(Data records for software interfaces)
◇ ◇ ◇ ◇ ◇ ◇ ◇
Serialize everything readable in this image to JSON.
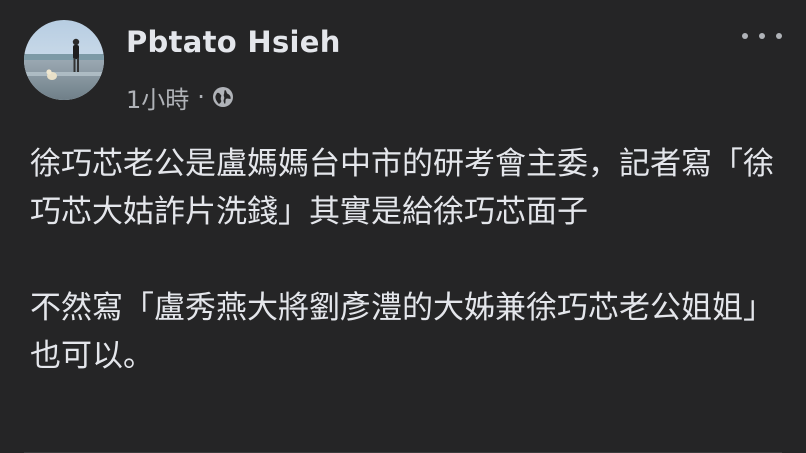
{
  "post": {
    "author": "Pbtato Hsieh",
    "time": "1小時",
    "separator": "·",
    "privacy_icon": "globe-icon",
    "more_icon": "more-options-icon",
    "paragraphs": [
      "徐巧芯老公是盧媽媽台中市的研考會主委，記者寫「徐巧芯大姑詐片洗錢」其實是給徐巧芯面子",
      "不然寫「盧秀燕大將劉彥澧的大姊兼徐巧芯老公姐姐」也可以。"
    ]
  },
  "colors": {
    "background": "#252526",
    "primary_text": "#e4e6eb",
    "secondary_text": "#b0b3b8"
  }
}
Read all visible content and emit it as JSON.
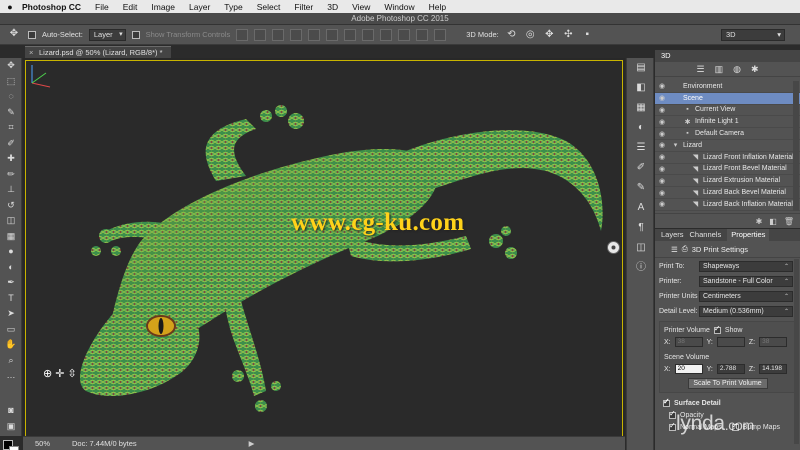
{
  "menubar": {
    "apple": "",
    "app": "Photoshop CC",
    "items": [
      "File",
      "Edit",
      "Image",
      "Layer",
      "Type",
      "Select",
      "Filter",
      "3D",
      "View",
      "Window",
      "Help"
    ]
  },
  "window": {
    "title": "Adobe Photoshop CC 2015"
  },
  "options": {
    "auto_select_label": "Auto-Select:",
    "auto_select_value": "Layer",
    "show_transform": "Show Transform Controls",
    "mode_label": "3D Mode:",
    "workspace": "3D"
  },
  "document": {
    "tab": "Lizard.psd @ 50% (Lizard, RGB/8*) *",
    "close": "×",
    "watermark": "www.cg-ku.com",
    "zoom": "50%",
    "doc_info": "Doc: 7.44M/0 bytes"
  },
  "panel3d": {
    "tab": "3D",
    "rows": [
      {
        "label": "Environment",
        "indent": 0,
        "glyph": ""
      },
      {
        "label": "Scene",
        "indent": 0,
        "glyph": "",
        "selected": true
      },
      {
        "label": "Current View",
        "indent": 1,
        "glyph": "▪"
      },
      {
        "label": "Infinite Light 1",
        "indent": 1,
        "glyph": "✱"
      },
      {
        "label": "Default Camera",
        "indent": 1,
        "glyph": "▪"
      },
      {
        "label": "Lizard",
        "indent": 0,
        "glyph": "▾"
      },
      {
        "label": "Lizard Front Inflation Material",
        "indent": 2,
        "glyph": "◥"
      },
      {
        "label": "Lizard Front Bevel Material",
        "indent": 2,
        "glyph": "◥"
      },
      {
        "label": "Lizard Extrusion Material",
        "indent": 2,
        "glyph": "◥"
      },
      {
        "label": "Lizard Back Bevel Material",
        "indent": 2,
        "glyph": "◥"
      },
      {
        "label": "Lizard Back Inflation Material",
        "indent": 2,
        "glyph": "◥"
      }
    ]
  },
  "properties": {
    "tabs": [
      "Layers",
      "Channels",
      "Properties"
    ],
    "title": "3D Print Settings",
    "print_to_label": "Print To:",
    "print_to": "Shapeways",
    "printer_label": "Printer:",
    "printer": "Sandstone - Full Color",
    "units_label": "Printer Units",
    "units": "Centimeters",
    "detail_label": "Detail Level:",
    "detail": "Medium (0.536mm)",
    "printer_volume_label": "Printer Volume",
    "show_label": "Show",
    "pv_x_label": "X:",
    "pv_x": "38",
    "pv_y_label": "Y:",
    "pv_y": "",
    "pv_z_label": "Z:",
    "pv_z": "38",
    "scene_volume_label": "Scene Volume",
    "sv_x_label": "X:",
    "sv_x": "20",
    "sv_y_label": "Y:",
    "sv_y": "2.788",
    "sv_z_label": "Z:",
    "sv_z": "14.198",
    "scale_button": "Scale To Print Volume",
    "surface_detail": "Surface Detail",
    "opacity": "Opacity",
    "normal_maps": "Normal Maps",
    "bump_maps": "Bump Maps"
  },
  "branding": {
    "name": "lynda",
    "suffix": ".com"
  },
  "colors": {
    "canvas_border": "#c8b400",
    "selection": "#6e8cc2",
    "watermark": "#ffd21a"
  }
}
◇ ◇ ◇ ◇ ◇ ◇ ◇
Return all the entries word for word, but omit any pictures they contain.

### Response for this exercise
Serialize everything readable in this image to JSON.
{
  "post": {
    "author": "Pbtato Hsieh",
    "time": "1小時",
    "separator": "·",
    "privacy_icon": "globe-icon",
    "more_icon": "more-options-icon",
    "paragraphs": [
      "徐巧芯老公是盧媽媽台中市的研考會主委，記者寫「徐巧芯大姑詐片洗錢」其實是給徐巧芯面子",
      "不然寫「盧秀燕大將劉彥澧的大姊兼徐巧芯老公姐姐」也可以。"
    ]
  },
  "colors": {
    "background": "#252526",
    "primary_text": "#e4e6eb",
    "secondary_text": "#b0b3b8"
  }
}
Read all visible content and emit it as JSON.
{
  "menubar": {
    "apple": "",
    "app": "Photoshop CC",
    "items": [
      "File",
      "Edit",
      "Image",
      "Layer",
      "Type",
      "Select",
      "Filter",
      "3D",
      "View",
      "Window",
      "Help"
    ]
  },
  "window": {
    "title": "Adobe Photoshop CC 2015"
  },
  "options": {
    "auto_select_label": "Auto-Select:",
    "auto_select_value": "Layer",
    "show_transform": "Show Transform Controls",
    "mode_label": "3D Mode:",
    "workspace": "3D"
  },
  "document": {
    "tab": "Lizard.psd @ 50% (Lizard, RGB/8*) *",
    "close": "×",
    "watermark": "www.cg-ku.com",
    "zoom": "50%",
    "doc_info": "Doc: 7.44M/0 bytes"
  },
  "panel3d": {
    "tab": "3D",
    "rows": [
      {
        "label": "Environment",
        "indent": 0,
        "glyph": ""
      },
      {
        "label": "Scene",
        "indent": 0,
        "glyph": "",
        "selected": true
      },
      {
        "label": "Current View",
        "indent": 1,
        "glyph": "▪"
      },
      {
        "label": "Infinite Light 1",
        "indent": 1,
        "glyph": "✱"
      },
      {
        "label": "Default Camera",
        "indent": 1,
        "glyph": "▪"
      },
      {
        "label": "Lizard",
        "indent": 0,
        "glyph": "▾"
      },
      {
        "label": "Lizard Front Inflation Material",
        "indent": 2,
        "glyph": "◥"
      },
      {
        "label": "Lizard Front Bevel Material",
        "indent": 2,
        "glyph": "◥"
      },
      {
        "label": "Lizard Extrusion Material",
        "indent": 2,
        "glyph": "◥"
      },
      {
        "label": "Lizard Back Bevel Material",
        "indent": 2,
        "glyph": "◥"
      },
      {
        "label": "Lizard Back Inflation Material",
        "indent": 2,
        "glyph": "◥"
      }
    ]
  },
  "properties": {
    "tabs": [
      "Layers",
      "Channels",
      "Properties"
    ],
    "title": "3D Print Settings",
    "print_to_label": "Print To:",
    "print_to": "Shapeways",
    "printer_label": "Printer:",
    "printer": "Sandstone - Full Color",
    "units_label": "Printer Units",
    "units": "Centimeters",
    "detail_label": "Detail Level:",
    "detail": "Medium (0.536mm)",
    "printer_volume_label": "Printer Volume",
    "show_label": "Show",
    "pv_x_label": "X:",
    "pv_x": "38",
    "pv_y_label": "Y:",
    "pv_y": "",
    "pv_z_label": "Z:",
    "pv_z": "38",
    "scene_volume_label": "Scene Volume",
    "sv_x_label": "X:",
    "sv_x": "20",
    "sv_y_label": "Y:",
    "sv_y": "2.788",
    "sv_z_label": "Z:",
    "sv_z": "14.198",
    "scale_button": "Scale To Print Volume",
    "surface_detail": "Surface Detail",
    "opacity": "Opacity",
    "normal_maps": "Normal Maps",
    "bump_maps": "Bump Maps"
  },
  "branding": {
    "name": "lynda",
    "suffix": ".com"
  },
  "colors": {
    "canvas_border": "#c8b400",
    "selection": "#6e8cc2",
    "watermark": "#ffd21a"
  }
}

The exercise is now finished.